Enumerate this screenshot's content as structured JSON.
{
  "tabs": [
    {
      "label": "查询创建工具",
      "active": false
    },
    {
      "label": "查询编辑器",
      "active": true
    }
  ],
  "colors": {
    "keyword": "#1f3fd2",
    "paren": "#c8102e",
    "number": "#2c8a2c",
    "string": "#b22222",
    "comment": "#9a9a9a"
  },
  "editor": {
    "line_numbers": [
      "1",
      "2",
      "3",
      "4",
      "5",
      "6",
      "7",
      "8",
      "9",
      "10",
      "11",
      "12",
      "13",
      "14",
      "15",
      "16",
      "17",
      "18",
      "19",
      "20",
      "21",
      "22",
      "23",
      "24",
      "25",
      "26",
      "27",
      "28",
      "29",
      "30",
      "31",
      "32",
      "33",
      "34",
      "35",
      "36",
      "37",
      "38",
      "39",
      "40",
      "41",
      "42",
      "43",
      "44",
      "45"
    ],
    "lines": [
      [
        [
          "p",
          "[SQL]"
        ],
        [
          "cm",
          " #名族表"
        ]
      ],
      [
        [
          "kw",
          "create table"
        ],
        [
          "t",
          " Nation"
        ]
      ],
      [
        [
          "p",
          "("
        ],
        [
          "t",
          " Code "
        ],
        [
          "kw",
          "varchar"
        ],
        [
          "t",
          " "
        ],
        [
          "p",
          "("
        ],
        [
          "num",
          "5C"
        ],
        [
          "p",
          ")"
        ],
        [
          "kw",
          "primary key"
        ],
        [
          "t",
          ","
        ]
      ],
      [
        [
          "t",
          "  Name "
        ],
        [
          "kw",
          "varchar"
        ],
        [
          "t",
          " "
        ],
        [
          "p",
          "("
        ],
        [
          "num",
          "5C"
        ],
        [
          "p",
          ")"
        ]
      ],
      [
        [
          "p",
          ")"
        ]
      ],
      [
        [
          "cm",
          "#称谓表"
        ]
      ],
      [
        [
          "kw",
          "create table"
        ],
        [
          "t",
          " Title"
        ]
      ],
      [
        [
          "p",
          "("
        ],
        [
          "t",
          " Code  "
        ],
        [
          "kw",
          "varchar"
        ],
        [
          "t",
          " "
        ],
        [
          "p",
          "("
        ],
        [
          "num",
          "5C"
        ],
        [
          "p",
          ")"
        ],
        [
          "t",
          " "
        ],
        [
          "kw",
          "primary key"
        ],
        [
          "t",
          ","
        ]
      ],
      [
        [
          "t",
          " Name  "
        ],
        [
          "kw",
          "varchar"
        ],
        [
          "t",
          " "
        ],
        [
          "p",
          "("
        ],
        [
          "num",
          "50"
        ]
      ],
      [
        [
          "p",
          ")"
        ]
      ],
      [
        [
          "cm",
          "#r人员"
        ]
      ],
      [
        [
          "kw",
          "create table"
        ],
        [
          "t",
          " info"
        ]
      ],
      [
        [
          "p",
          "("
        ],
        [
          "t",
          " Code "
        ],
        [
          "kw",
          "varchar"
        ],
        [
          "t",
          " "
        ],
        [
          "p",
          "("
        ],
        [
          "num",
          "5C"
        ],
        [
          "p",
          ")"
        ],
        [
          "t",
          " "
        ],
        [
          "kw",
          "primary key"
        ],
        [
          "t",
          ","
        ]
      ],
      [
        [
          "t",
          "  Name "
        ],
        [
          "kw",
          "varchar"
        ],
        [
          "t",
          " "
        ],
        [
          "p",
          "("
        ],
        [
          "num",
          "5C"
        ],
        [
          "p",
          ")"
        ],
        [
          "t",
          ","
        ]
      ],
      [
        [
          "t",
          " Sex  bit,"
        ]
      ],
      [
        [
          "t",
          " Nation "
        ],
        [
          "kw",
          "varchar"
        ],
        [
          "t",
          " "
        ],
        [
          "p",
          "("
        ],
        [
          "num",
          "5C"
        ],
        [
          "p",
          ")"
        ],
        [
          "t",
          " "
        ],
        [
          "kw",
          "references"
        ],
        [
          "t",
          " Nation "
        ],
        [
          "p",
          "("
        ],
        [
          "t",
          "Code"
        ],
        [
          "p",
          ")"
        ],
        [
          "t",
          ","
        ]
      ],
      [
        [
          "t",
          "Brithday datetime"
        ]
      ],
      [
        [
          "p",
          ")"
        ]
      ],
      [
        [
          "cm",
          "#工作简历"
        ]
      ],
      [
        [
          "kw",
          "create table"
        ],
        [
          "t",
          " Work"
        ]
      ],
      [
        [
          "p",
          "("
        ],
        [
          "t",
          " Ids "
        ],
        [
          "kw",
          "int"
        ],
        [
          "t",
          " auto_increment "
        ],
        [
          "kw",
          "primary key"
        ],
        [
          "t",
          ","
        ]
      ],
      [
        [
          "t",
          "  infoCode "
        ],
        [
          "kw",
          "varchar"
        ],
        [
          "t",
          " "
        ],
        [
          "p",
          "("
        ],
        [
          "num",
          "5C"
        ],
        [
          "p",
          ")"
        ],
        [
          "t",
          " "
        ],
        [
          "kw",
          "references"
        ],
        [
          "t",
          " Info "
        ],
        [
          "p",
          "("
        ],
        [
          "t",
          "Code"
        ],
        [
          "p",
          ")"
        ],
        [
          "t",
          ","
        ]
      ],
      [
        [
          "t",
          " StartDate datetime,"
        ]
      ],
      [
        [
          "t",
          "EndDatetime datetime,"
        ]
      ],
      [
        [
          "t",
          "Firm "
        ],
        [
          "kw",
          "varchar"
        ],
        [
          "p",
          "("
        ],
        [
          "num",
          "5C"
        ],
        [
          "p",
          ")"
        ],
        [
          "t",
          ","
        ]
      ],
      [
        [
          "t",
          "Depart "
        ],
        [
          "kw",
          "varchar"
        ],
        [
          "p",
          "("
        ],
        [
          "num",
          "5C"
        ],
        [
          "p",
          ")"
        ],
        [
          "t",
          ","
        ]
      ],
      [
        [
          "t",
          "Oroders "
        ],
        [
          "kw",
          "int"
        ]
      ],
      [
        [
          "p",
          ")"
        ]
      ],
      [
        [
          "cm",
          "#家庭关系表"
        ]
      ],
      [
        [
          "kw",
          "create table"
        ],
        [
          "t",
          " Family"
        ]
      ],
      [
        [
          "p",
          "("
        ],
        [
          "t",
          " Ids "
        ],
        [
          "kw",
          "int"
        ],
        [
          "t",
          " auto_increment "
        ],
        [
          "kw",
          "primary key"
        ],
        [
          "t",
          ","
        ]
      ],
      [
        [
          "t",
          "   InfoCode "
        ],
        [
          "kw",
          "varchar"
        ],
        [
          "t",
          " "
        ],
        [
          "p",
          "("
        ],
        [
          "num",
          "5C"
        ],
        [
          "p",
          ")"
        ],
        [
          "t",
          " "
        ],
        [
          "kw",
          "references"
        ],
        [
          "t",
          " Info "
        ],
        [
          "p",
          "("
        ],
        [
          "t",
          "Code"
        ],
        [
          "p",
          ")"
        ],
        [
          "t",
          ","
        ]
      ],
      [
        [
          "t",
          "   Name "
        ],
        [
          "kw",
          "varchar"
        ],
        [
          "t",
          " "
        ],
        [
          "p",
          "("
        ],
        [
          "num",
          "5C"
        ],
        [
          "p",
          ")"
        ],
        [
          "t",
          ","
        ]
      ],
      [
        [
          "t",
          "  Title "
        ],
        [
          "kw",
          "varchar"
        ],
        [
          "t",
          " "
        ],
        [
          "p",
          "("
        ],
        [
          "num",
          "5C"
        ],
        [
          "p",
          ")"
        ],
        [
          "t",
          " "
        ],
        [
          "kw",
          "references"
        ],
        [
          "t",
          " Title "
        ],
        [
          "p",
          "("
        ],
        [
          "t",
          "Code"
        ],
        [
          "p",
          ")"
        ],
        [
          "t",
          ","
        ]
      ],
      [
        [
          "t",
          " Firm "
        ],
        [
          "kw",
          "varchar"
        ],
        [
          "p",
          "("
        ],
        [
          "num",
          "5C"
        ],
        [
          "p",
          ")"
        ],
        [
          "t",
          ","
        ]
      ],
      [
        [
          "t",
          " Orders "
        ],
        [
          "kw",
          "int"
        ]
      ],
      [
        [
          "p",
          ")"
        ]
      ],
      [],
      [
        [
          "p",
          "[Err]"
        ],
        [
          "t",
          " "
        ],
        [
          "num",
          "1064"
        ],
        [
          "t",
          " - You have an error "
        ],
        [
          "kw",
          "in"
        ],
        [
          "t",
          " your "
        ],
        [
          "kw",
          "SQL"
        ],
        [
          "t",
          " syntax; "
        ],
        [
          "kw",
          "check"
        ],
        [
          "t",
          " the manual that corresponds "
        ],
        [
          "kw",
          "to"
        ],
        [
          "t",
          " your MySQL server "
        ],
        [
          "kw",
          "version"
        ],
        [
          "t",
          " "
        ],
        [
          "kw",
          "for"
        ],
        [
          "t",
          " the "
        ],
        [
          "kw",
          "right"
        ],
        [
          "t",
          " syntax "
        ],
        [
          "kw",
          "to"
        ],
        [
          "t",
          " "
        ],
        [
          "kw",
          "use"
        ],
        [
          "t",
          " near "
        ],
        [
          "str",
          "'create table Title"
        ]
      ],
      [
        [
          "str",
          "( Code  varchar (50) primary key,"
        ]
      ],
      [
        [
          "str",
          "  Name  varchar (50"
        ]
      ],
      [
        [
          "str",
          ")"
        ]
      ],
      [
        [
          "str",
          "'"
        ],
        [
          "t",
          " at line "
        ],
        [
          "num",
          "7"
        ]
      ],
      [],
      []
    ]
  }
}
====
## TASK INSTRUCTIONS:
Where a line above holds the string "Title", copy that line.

## OUTPUT OF THE EXERCISE:
          " Title"
          "  Title "
          " Title "
          "'create table Title"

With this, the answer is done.